[[ INPUT MATERIAL, beginning ]]

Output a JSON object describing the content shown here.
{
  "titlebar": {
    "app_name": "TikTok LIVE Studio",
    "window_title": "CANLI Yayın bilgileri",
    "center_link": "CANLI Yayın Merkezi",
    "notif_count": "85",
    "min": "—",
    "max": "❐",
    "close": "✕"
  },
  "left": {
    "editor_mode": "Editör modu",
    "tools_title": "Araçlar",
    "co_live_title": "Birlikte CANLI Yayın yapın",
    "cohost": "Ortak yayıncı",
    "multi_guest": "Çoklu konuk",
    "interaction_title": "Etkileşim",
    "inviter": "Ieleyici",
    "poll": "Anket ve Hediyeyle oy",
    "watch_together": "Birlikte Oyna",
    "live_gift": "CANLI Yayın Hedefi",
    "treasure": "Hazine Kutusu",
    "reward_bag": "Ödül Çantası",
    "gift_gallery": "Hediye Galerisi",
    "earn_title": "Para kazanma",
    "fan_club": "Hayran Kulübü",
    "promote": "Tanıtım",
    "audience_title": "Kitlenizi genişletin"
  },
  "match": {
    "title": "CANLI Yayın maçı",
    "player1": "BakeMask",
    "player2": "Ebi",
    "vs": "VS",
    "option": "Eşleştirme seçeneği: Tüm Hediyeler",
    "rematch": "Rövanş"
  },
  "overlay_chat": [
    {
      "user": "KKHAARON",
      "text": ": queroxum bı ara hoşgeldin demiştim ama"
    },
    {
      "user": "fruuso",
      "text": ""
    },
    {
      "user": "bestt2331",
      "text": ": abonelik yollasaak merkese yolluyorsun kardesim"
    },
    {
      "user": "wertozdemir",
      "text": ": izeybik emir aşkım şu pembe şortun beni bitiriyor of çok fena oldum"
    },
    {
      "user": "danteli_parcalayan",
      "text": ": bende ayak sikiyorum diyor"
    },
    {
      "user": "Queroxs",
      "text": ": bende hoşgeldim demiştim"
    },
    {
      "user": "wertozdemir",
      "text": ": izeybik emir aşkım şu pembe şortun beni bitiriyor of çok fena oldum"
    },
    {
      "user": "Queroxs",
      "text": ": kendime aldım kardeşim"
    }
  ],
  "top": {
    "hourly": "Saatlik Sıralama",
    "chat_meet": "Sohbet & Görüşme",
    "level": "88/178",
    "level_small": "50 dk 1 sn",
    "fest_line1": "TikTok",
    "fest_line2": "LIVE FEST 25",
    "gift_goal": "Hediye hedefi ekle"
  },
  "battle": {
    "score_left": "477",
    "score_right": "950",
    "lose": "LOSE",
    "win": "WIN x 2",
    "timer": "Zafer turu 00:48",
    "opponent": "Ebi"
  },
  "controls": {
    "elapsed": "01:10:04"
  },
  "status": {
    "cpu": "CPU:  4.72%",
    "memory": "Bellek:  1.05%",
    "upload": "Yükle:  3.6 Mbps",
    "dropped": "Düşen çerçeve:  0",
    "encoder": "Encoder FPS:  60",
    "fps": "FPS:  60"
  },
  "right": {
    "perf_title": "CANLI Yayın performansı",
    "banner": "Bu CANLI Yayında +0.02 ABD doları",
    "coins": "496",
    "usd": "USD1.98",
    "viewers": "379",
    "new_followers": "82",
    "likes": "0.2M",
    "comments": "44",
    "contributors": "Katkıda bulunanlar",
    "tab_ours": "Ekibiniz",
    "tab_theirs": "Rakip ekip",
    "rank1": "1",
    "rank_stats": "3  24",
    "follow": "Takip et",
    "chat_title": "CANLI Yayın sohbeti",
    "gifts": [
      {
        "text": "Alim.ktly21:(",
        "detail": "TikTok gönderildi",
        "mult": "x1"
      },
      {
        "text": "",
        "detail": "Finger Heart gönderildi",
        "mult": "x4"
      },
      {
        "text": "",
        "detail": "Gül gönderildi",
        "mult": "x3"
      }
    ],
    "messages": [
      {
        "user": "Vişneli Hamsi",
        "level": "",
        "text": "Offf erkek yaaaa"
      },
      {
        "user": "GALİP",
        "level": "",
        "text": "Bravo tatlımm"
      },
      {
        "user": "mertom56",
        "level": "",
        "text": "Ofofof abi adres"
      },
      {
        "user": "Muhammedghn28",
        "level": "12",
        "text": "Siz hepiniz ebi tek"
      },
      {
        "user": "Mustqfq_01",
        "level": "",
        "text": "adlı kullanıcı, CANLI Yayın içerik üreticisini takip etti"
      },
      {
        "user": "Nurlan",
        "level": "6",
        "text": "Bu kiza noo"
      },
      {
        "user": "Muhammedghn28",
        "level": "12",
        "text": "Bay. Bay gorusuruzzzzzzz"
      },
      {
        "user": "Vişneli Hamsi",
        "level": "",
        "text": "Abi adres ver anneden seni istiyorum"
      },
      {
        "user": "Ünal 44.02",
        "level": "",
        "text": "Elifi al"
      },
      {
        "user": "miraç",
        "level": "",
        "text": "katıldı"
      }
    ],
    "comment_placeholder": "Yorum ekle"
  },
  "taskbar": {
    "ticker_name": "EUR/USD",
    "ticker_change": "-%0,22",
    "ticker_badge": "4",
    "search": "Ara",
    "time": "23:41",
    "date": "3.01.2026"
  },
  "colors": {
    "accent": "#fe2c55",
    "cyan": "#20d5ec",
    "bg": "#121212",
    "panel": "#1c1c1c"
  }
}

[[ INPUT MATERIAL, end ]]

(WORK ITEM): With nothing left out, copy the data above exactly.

(REPLY):
Output a JSON object describing the content shown here.
{
  "titlebar": {
    "app_name": "TikTok LIVE Studio",
    "window_title": "CANLI Yayın bilgileri",
    "center_link": "CANLI Yayın Merkezi",
    "notif_count": "85",
    "min": "—",
    "max": "❐",
    "close": "✕"
  },
  "left": {
    "editor_mode": "Editör modu",
    "tools_title": "Araçlar",
    "co_live_title": "Birlikte CANLI Yayın yapın",
    "cohost": "Ortak yayıncı",
    "multi_guest": "Çoklu konuk",
    "interaction_title": "Etkileşim",
    "inviter": "Ieleyici",
    "poll": "Anket ve Hediyeyle oy",
    "watch_together": "Birlikte Oyna",
    "live_gift": "CANLI Yayın Hedefi",
    "treasure": "Hazine Kutusu",
    "reward_bag": "Ödül Çantası",
    "gift_gallery": "Hediye Galerisi",
    "earn_title": "Para kazanma",
    "fan_club": "Hayran Kulübü",
    "promote": "Tanıtım",
    "audience_title": "Kitlenizi genişletin"
  },
  "match": {
    "title": "CANLI Yayın maçı",
    "player1": "BakeMask",
    "player2": "Ebi",
    "vs": "VS",
    "option": "Eşleştirme seçeneği: Tüm Hediyeler",
    "rematch": "Rövanş"
  },
  "overlay_chat": [
    {
      "user": "KKHAARON",
      "text": ": queroxum bı ara hoşgeldin demiştim ama"
    },
    {
      "user": "fruuso",
      "text": ""
    },
    {
      "user": "bestt2331",
      "text": ": abonelik yollasaak merkese yolluyorsun kardesim"
    },
    {
      "user": "wertozdemir",
      "text": ": izeybik emir aşkım şu pembe şortun beni bitiriyor of çok fena oldum"
    },
    {
      "user": "danteli_parcalayan",
      "text": ": bende ayak sikiyorum diyor"
    },
    {
      "user": "Queroxs",
      "text": ": bende hoşgeldim demiştim"
    },
    {
      "user": "wertozdemir",
      "text": ": izeybik emir aşkım şu pembe şortun beni bitiriyor of çok fena oldum"
    },
    {
      "user": "Queroxs",
      "text": ": kendime aldım kardeşim"
    }
  ],
  "top": {
    "hourly": "Saatlik Sıralama",
    "chat_meet": "Sohbet & Görüşme",
    "level": "88/178",
    "level_small": "50 dk 1 sn",
    "fest_line1": "TikTok",
    "fest_line2": "LIVE FEST 25",
    "gift_goal": "Hediye hedefi ekle"
  },
  "battle": {
    "score_left": "477",
    "score_right": "950",
    "lose": "LOSE",
    "win": "WIN x 2",
    "timer": "Zafer turu 00:48",
    "opponent": "Ebi"
  },
  "controls": {
    "elapsed": "01:10:04"
  },
  "status": {
    "cpu": "CPU:  4.72%",
    "memory": "Bellek:  1.05%",
    "upload": "Yükle:  3.6 Mbps",
    "dropped": "Düşen çerçeve:  0",
    "encoder": "Encoder FPS:  60",
    "fps": "FPS:  60"
  },
  "right": {
    "perf_title": "CANLI Yayın performansı",
    "banner": "Bu CANLI Yayında +0.02 ABD doları",
    "coins": "496",
    "usd": "USD1.98",
    "viewers": "379",
    "new_followers": "82",
    "likes": "0.2M",
    "comments": "44",
    "contributors": "Katkıda bulunanlar",
    "tab_ours": "Ekibiniz",
    "tab_theirs": "Rakip ekip",
    "rank1": "1",
    "rank_stats": "3  24",
    "follow": "Takip et",
    "chat_title": "CANLI Yayın sohbeti",
    "gifts": [
      {
        "text": "Alim.ktly21:(",
        "detail": "TikTok gönderildi",
        "mult": "x1"
      },
      {
        "text": "",
        "detail": "Finger Heart gönderildi",
        "mult": "x4"
      },
      {
        "text": "",
        "detail": "Gül gönderildi",
        "mult": "x3"
      }
    ],
    "messages": [
      {
        "user": "Vişneli Hamsi",
        "level": "",
        "text": "Offf erkek yaaaa"
      },
      {
        "user": "GALİP",
        "level": "",
        "text": "Bravo tatlımm"
      },
      {
        "user": "mertom56",
        "level": "",
        "text": "Ofofof abi adres"
      },
      {
        "user": "Muhammedghn28",
        "level": "12",
        "text": "Siz hepiniz ebi tek"
      },
      {
        "user": "Mustqfq_01",
        "level": "",
        "text": "adlı kullanıcı, CANLI Yayın içerik üreticisini takip etti"
      },
      {
        "user": "Nurlan",
        "level": "6",
        "text": "Bu kiza noo"
      },
      {
        "user": "Muhammedghn28",
        "level": "12",
        "text": "Bay. Bay gorusuruzzzzzzz"
      },
      {
        "user": "Vişneli Hamsi",
        "level": "",
        "text": "Abi adres ver anneden seni istiyorum"
      },
      {
        "user": "Ünal 44.02",
        "level": "",
        "text": "Elifi al"
      },
      {
        "user": "miraç",
        "level": "",
        "text": "katıldı"
      }
    ],
    "comment_placeholder": "Yorum ekle"
  },
  "taskbar": {
    "ticker_name": "EUR/USD",
    "ticker_change": "-%0,22",
    "ticker_badge": "4",
    "search": "Ara",
    "time": "23:41",
    "date": "3.01.2026"
  },
  "colors": {
    "accent": "#fe2c55",
    "cyan": "#20d5ec",
    "bg": "#121212",
    "panel": "#1c1c1c"
  }
}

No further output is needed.